‘Everyone Needs Water’ ‘Do you take care of it?’ Painted by the ANA on the walls of a town bordering a mega-farm. The message targets individuals, ignoring the use of large companies.

Better enforcement of existing regulations and the creation of new ones can help to decrease the amount of water depletion in the region as currently there is little to stop large companies, who already consume 78% of the groundwater from pumping as much water as they like from the aquifers. The conservation of water is especially important as the towns surrounding these large agricultural businesses also depend on the groundwater which in some cases only flows through the taps once every 10 days [1]. I have often noticed an indistinguishable buzz in the rural towns when water is flowing: many people are outside collecting buckets of water from taps, doing laundry outside their houses or watering small gardens in the normally quiet towns. With inconsistent access to water it is easy to see that these towns are likely to become defensive about protecting what little water they have from the nearby mega-farms. There has already been conflict between some of these towns and mega-farms such as the feud between Ocucaje and Agrícola La Venta, who in 2015 attempted to expand its pipelines by tapping into the town’s wells. Angered that this development would exploit the town’s water the residents of Ocucaje attempted to block the construction crew from installing the pipeline. As I looked into the current status of the feud I found that Ocucaje was still in conflict with La Venta as of 2018 as water has become less available to the community and more accessible to the mega-farm [6].

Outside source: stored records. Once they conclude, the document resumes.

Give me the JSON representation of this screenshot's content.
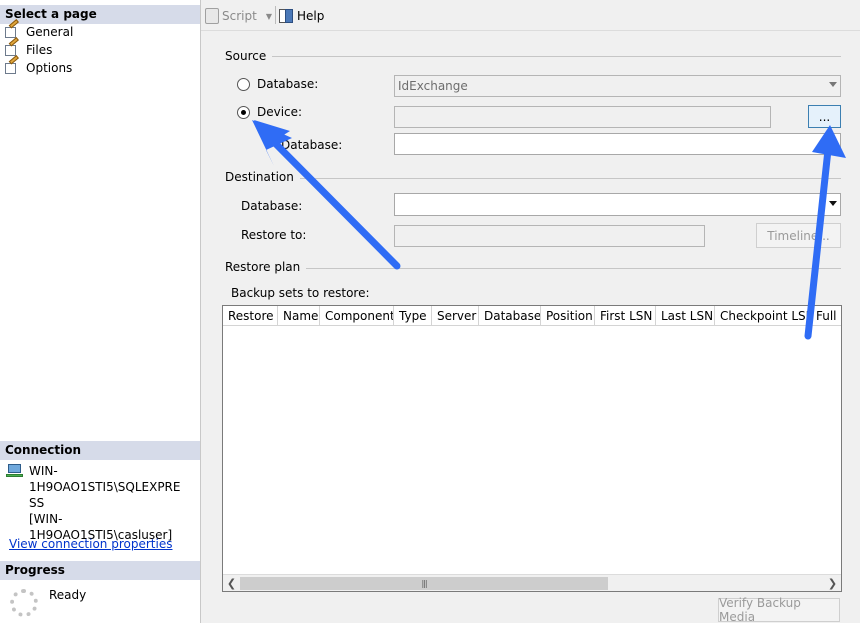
{
  "left": {
    "select_page": {
      "header": "Select a page",
      "items": [
        {
          "label": "General",
          "icon": "page-settings-icon"
        },
        {
          "label": "Files",
          "icon": "page-settings-icon"
        },
        {
          "label": "Options",
          "icon": "page-settings-icon"
        }
      ]
    },
    "connection": {
      "header": "Connection",
      "server_line1": "WIN-1H9OAO1STI5\\SQLEXPRE",
      "server_line2": "SS",
      "user": "[WIN-1H9OAO1STI5\\casluser]",
      "view_link": "View connection properties"
    },
    "progress": {
      "header": "Progress",
      "status": "Ready"
    }
  },
  "toolbar": {
    "script_label": "Script",
    "help_label": "Help"
  },
  "source": {
    "group_label": "Source",
    "database_radio_label": "Database:",
    "database_value": "IdExchange",
    "device_radio_label": "Device:",
    "device_value": "",
    "device_browse_label": "...",
    "selected": "device",
    "database_label": "Database:"
  },
  "destination": {
    "group_label": "Destination",
    "database_label": "Database:",
    "database_value": "",
    "restore_to_label": "Restore to:",
    "restore_to_value": "",
    "timeline_label": "Timeline..."
  },
  "restore_plan": {
    "group_label": "Restore plan",
    "backup_sets_label": "Backup sets to restore:",
    "columns": [
      "Restore",
      "Name",
      "Component",
      "Type",
      "Server",
      "Database",
      "Position",
      "First LSN",
      "Last LSN",
      "Checkpoint LSN",
      "Full LS"
    ],
    "rows": []
  },
  "verify_button_label": "Verify Backup Media",
  "annotations": {
    "arrow_color": "#2f6cf5"
  }
}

I have asked the people who grew up in the Ica region on their thoughts surrounding the increase of agricultural activity in the region. They have agreed that it brings jobs and better economic stability to the people employed in the mega-farms however, they recognize that the poor management of water from the mega-farms and lack of regulation from the government is depleting the groundwater and endangering their livelihoods. As it stands, the water demand in Ica is far greater than its supply, if changes aren’t made the region will struggle to maintain the current level of agriculture exports and enough water available for its citizens. Currently Peru’s interests have put economic prosperity first but will it be worth it they run out of water?